• Supplied records:
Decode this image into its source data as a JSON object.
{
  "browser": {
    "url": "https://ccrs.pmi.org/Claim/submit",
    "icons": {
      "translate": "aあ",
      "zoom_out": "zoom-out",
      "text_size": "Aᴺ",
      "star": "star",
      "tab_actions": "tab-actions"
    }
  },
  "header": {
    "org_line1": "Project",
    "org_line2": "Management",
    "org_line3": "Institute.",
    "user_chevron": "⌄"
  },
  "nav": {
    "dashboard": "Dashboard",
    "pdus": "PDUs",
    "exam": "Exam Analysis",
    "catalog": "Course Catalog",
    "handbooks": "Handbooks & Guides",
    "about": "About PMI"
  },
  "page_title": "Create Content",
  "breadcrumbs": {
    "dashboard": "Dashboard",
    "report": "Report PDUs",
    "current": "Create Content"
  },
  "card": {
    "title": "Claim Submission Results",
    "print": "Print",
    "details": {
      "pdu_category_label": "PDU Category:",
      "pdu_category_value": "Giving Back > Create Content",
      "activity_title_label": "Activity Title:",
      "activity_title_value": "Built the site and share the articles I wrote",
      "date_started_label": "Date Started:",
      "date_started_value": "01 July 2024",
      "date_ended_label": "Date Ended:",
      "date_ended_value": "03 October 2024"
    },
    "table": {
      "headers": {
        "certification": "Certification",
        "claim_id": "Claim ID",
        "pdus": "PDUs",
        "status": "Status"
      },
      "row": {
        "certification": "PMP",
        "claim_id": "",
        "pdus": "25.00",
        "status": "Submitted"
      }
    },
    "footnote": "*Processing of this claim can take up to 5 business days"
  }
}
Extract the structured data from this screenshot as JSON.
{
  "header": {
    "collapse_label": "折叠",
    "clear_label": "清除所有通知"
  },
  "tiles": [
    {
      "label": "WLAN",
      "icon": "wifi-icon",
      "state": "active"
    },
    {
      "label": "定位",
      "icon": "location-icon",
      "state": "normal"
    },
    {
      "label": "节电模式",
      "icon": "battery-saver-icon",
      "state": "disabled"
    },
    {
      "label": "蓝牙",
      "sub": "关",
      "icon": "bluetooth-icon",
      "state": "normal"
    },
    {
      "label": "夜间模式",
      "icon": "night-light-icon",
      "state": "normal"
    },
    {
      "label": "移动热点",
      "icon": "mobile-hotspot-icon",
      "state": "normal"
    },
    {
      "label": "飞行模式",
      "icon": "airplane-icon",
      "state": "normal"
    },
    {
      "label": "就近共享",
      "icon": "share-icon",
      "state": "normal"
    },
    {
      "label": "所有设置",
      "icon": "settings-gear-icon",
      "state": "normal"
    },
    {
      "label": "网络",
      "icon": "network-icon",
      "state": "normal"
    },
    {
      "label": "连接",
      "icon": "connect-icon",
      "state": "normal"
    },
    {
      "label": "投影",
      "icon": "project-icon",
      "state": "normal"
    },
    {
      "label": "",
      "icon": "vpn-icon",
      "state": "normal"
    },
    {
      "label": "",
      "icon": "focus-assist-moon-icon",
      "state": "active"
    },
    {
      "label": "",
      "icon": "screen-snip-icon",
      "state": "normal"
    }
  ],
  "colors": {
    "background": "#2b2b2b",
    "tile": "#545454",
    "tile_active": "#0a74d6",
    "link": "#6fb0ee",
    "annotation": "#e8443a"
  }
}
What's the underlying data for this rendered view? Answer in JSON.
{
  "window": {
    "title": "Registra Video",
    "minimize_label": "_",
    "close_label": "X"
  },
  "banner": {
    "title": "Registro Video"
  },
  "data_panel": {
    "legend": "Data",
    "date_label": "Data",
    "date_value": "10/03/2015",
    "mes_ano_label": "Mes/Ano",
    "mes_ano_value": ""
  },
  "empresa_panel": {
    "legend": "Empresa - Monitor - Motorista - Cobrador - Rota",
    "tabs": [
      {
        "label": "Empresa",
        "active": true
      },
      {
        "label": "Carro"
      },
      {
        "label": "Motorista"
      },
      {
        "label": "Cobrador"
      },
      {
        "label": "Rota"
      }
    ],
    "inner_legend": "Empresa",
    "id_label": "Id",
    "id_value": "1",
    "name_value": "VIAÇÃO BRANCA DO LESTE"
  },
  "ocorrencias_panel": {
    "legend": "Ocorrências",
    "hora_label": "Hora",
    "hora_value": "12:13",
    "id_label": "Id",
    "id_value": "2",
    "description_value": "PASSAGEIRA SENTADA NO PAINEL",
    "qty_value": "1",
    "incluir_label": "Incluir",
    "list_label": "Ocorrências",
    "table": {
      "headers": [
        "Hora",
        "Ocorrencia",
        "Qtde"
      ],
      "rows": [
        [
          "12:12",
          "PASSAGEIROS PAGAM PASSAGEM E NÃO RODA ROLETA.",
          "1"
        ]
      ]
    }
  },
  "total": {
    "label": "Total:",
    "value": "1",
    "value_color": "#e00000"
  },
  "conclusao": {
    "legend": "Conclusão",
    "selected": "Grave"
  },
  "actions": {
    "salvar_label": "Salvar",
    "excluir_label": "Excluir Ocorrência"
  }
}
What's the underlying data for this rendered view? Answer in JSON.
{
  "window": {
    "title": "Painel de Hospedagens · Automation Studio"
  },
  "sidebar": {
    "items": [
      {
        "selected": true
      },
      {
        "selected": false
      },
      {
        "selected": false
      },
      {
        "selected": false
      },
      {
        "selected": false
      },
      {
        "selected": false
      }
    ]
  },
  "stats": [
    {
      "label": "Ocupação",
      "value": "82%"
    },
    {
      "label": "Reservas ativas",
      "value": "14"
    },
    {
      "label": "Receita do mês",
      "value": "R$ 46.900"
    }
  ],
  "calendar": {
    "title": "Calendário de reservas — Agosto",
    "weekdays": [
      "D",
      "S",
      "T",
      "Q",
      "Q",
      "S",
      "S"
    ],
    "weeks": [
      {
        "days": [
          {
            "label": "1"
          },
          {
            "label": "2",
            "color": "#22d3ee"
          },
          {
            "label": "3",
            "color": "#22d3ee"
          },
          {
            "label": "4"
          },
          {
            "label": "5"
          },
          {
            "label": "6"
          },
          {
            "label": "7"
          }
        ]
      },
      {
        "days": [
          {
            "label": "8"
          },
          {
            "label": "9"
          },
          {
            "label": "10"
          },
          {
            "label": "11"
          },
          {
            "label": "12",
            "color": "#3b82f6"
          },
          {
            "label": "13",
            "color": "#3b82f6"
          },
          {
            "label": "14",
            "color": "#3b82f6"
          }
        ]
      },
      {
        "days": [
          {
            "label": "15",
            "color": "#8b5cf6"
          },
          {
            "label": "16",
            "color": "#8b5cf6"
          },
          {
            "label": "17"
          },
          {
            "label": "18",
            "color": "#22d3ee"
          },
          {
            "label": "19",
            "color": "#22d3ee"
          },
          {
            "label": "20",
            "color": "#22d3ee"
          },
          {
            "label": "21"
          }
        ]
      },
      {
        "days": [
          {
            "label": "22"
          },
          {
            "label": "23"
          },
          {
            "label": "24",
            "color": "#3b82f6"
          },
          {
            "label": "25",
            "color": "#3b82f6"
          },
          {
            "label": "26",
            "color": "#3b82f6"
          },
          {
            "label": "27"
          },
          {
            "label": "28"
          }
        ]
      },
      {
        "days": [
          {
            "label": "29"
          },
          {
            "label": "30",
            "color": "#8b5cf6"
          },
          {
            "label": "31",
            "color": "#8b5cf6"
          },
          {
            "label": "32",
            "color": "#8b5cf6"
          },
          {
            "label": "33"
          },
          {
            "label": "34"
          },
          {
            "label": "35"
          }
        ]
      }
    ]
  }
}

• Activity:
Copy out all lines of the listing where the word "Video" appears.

• Written answer:
    "title": "Registra Video",
    "title": "Registro Video"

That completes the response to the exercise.